**What the task asks**
Look through the data that follows and copy each line with the string "permessi".

**Input material**
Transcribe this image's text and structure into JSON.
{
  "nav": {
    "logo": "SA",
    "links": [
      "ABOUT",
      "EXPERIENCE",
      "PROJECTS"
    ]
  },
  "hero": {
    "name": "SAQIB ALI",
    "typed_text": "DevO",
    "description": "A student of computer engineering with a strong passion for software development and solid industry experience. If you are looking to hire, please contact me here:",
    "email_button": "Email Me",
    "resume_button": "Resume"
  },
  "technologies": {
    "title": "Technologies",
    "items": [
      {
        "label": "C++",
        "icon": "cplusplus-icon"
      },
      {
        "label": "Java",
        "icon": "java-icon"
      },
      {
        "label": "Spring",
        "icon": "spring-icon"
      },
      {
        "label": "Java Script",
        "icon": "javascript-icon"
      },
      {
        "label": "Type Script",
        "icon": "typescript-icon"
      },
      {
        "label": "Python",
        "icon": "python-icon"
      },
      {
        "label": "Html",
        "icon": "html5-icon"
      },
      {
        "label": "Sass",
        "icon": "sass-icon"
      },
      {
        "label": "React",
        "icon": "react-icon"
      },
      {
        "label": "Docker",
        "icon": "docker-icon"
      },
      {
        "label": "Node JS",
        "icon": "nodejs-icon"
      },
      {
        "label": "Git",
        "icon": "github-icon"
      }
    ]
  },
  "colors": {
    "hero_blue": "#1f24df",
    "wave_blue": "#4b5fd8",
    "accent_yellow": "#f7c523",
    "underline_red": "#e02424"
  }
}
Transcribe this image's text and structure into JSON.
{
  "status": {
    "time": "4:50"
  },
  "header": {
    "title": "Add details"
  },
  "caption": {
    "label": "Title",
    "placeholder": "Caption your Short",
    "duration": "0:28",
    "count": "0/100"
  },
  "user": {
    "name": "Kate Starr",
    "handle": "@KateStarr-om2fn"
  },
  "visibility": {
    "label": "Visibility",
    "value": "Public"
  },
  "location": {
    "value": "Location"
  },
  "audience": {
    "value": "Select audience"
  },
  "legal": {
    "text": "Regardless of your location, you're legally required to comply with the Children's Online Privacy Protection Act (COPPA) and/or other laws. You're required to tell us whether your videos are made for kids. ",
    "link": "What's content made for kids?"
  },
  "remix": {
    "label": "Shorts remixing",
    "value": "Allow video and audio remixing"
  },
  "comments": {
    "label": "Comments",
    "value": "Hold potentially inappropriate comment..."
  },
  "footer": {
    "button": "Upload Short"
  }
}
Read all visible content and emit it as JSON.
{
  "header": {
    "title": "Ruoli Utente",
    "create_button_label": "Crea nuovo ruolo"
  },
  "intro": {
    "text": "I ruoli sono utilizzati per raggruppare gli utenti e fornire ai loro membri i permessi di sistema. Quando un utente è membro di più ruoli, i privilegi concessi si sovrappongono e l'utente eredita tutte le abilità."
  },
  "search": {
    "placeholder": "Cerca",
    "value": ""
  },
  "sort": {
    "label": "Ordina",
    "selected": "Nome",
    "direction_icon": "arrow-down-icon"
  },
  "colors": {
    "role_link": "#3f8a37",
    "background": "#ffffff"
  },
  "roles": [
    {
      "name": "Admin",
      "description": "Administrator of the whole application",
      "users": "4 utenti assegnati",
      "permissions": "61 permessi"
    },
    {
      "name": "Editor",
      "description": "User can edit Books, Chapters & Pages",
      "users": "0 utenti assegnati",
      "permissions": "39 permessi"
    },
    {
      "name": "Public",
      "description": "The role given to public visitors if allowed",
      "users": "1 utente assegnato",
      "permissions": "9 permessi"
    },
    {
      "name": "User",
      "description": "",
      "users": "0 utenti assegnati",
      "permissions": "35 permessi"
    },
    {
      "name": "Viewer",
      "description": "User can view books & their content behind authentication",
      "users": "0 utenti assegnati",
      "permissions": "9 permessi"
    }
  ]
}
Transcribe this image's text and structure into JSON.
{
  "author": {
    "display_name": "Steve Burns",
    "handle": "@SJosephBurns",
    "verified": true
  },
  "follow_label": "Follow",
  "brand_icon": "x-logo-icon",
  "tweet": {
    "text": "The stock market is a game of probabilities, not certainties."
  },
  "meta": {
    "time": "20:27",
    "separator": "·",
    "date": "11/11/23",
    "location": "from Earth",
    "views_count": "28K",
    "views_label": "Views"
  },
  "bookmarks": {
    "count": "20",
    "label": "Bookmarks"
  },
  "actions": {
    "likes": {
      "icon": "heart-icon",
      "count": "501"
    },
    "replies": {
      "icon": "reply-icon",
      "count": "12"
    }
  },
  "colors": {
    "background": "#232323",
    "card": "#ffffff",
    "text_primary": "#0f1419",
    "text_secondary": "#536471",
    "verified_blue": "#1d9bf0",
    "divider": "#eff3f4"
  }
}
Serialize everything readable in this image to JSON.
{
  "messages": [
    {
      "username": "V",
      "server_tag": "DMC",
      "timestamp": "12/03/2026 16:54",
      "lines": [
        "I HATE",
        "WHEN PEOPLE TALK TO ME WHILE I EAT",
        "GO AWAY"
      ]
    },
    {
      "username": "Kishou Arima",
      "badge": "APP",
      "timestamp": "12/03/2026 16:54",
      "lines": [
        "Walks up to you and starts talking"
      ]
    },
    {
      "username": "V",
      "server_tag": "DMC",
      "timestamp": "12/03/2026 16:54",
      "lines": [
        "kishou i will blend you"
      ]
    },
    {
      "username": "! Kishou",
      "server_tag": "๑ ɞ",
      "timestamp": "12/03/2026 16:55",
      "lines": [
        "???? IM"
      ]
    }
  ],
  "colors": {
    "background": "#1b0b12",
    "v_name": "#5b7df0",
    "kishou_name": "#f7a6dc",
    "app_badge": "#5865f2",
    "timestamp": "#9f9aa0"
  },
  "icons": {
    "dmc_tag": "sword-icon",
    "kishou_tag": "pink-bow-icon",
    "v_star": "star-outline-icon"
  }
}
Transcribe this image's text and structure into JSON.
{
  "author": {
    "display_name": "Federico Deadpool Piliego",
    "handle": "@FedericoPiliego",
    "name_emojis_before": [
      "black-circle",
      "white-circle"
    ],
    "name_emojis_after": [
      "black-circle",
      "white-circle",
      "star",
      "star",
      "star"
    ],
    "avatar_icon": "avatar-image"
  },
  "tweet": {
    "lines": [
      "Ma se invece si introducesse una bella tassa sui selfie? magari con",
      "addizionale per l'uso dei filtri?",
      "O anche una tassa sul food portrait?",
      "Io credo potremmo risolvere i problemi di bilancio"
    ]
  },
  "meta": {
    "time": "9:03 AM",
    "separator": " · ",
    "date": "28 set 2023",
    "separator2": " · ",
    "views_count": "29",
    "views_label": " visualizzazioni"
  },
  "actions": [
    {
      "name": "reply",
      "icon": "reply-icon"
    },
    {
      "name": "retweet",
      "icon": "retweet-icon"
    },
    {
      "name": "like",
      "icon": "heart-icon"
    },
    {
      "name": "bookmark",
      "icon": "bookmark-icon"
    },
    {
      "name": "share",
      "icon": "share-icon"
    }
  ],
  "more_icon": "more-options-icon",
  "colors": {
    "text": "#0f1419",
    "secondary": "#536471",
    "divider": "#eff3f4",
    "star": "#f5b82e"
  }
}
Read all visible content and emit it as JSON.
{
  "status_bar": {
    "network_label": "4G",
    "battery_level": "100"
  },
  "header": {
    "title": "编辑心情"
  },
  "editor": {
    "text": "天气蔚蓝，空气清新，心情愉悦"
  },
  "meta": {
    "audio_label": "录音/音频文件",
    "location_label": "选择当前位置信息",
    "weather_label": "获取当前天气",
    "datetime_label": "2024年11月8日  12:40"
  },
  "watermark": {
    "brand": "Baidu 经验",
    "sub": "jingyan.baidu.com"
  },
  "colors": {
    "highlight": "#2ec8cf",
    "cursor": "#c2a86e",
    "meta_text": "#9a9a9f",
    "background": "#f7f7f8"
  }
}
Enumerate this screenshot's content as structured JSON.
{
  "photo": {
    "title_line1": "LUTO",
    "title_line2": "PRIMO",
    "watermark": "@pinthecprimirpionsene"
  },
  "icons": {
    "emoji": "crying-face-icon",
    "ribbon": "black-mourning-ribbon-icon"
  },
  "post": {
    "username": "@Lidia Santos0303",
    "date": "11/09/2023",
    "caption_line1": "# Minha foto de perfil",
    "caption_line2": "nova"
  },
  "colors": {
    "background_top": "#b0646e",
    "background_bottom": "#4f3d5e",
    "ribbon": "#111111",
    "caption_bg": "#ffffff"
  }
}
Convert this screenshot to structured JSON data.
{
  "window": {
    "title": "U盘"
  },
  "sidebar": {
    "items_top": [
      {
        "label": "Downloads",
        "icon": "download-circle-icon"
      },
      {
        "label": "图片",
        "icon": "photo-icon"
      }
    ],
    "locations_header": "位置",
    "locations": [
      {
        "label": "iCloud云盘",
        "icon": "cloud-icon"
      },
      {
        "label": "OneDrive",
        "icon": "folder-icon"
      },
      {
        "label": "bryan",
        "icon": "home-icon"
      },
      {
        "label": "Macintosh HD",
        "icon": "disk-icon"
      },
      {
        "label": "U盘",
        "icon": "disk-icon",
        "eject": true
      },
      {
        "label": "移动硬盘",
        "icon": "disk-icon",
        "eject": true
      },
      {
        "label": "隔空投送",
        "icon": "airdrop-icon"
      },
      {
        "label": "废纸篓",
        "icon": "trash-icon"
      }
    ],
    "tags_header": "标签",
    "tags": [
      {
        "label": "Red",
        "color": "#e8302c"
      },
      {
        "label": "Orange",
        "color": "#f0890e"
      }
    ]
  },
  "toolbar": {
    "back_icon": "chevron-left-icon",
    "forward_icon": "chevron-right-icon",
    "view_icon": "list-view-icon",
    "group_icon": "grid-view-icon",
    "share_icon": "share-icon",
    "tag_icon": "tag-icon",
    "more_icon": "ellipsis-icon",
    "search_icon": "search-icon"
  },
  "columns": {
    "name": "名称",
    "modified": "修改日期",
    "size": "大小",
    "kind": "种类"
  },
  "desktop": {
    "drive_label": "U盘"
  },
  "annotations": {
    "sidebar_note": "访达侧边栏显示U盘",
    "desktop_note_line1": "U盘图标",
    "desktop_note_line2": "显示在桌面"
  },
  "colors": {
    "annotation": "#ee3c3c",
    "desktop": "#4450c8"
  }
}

**Response below**
    "text": "I ruoli sono utilizzati per raggruppare gli utenti e fornire ai loro membri i permessi di sistema. Quando un utente è membro di più ruoli, i privilegi concessi si sovrappongono e l'utente eredita tutte le abilità."
      "permissions": "61 permessi"
      "permissions": "39 permessi"
      "permissions": "9 permessi"
      "permissions": "35 permessi"
      "permissions": "9 permessi"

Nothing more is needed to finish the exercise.